Interface dataset entries
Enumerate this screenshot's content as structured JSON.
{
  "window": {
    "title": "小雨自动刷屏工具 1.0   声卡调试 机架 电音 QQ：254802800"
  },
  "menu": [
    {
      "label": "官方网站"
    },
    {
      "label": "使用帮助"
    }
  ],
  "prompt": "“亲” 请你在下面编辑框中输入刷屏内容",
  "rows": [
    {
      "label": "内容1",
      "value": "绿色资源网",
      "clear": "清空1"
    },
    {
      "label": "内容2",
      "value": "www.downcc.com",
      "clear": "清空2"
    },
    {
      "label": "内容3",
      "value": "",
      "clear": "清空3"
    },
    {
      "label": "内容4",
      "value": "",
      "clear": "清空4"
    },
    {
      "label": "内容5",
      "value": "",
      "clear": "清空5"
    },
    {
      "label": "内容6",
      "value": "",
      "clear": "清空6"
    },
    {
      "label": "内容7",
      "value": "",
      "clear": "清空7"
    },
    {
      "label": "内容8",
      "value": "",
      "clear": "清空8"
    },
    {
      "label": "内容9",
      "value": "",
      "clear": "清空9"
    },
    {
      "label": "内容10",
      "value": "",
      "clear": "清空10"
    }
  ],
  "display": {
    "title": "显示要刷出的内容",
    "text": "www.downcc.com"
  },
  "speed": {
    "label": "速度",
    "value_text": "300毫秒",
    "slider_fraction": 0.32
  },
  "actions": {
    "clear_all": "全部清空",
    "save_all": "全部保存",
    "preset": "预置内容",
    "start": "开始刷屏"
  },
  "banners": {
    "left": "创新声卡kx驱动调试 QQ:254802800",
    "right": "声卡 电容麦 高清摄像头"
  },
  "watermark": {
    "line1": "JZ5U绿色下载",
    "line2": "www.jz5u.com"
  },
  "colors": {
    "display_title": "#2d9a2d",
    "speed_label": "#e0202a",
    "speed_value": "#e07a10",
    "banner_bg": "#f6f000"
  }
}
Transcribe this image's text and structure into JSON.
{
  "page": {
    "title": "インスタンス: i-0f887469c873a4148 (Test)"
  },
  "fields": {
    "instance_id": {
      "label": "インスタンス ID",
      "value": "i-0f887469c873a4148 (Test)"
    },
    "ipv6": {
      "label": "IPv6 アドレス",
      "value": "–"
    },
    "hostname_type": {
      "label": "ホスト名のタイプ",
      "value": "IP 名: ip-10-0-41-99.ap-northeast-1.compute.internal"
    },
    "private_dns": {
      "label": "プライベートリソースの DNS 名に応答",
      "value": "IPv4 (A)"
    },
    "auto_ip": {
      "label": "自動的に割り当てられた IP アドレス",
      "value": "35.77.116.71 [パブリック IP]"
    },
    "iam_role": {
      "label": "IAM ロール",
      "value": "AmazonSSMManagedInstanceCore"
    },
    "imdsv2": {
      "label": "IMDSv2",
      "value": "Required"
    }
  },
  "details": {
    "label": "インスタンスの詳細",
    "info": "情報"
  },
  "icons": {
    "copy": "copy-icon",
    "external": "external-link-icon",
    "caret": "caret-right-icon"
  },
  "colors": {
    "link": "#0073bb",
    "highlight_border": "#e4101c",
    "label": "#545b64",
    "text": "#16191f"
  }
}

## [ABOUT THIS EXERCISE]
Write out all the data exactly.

## [COMPLETED TASK]
Enumerate this screenshot's content as structured JSON.
{
  "window": {
    "title": "小雨自动刷屏工具 1.0   声卡调试 机架 电音 QQ：254802800"
  },
  "menu": [
    {
      "label": "官方网站"
    },
    {
      "label": "使用帮助"
    }
  ],
  "prompt": "“亲” 请你在下面编辑框中输入刷屏内容",
  "rows": [
    {
      "label": "内容1",
      "value": "绿色资源网",
      "clear": "清空1"
    },
    {
      "label": "内容2",
      "value": "www.downcc.com",
      "clear": "清空2"
    },
    {
      "label": "内容3",
      "value": "",
      "clear": "清空3"
    },
    {
      "label": "内容4",
      "value": "",
      "clear": "清空4"
    },
    {
      "label": "内容5",
      "value": "",
      "clear": "清空5"
    },
    {
      "label": "内容6",
      "value": "",
      "clear": "清空6"
    },
    {
      "label": "内容7",
      "value": "",
      "clear": "清空7"
    },
    {
      "label": "内容8",
      "value": "",
      "clear": "清空8"
    },
    {
      "label": "内容9",
      "value": "",
      "clear": "清空9"
    },
    {
      "label": "内容10",
      "value": "",
      "clear": "清空10"
    }
  ],
  "display": {
    "title": "显示要刷出的内容",
    "text": "www.downcc.com"
  },
  "speed": {
    "label": "速度",
    "value_text": "300毫秒",
    "slider_fraction": 0.32
  },
  "actions": {
    "clear_all": "全部清空",
    "save_all": "全部保存",
    "preset": "预置内容",
    "start": "开始刷屏"
  },
  "banners": {
    "left": "创新声卡kx驱动调试 QQ:254802800",
    "right": "声卡 电容麦 高清摄像头"
  },
  "watermark": {
    "line1": "JZ5U绿色下载",
    "line2": "www.jz5u.com"
  },
  "colors": {
    "display_title": "#2d9a2d",
    "speed_label": "#e0202a",
    "speed_value": "#e07a10",
    "banner_bg": "#f6f000"
  }
}
Transcribe this image's text and structure into JSON.
{
  "page": {
    "title": "インスタンス: i-0f887469c873a4148 (Test)"
  },
  "fields": {
    "instance_id": {
      "label": "インスタンス ID",
      "value": "i-0f887469c873a4148 (Test)"
    },
    "ipv6": {
      "label": "IPv6 アドレス",
      "value": "–"
    },
    "hostname_type": {
      "label": "ホスト名のタイプ",
      "value": "IP 名: ip-10-0-41-99.ap-northeast-1.compute.internal"
    },
    "private_dns": {
      "label": "プライベートリソースの DNS 名に応答",
      "value": "IPv4 (A)"
    },
    "auto_ip": {
      "label": "自動的に割り当てられた IP アドレス",
      "value": "35.77.116.71 [パブリック IP]"
    },
    "iam_role": {
      "label": "IAM ロール",
      "value": "AmazonSSMManagedInstanceCore"
    },
    "imdsv2": {
      "label": "IMDSv2",
      "value": "Required"
    }
  },
  "details": {
    "label": "インスタンスの詳細",
    "info": "情報"
  },
  "icons": {
    "copy": "copy-icon",
    "external": "external-link-icon",
    "caret": "caret-right-icon"
  },
  "colors": {
    "link": "#0073bb",
    "highlight_border": "#e4101c",
    "label": "#545b64",
    "text": "#16191f"
  }
}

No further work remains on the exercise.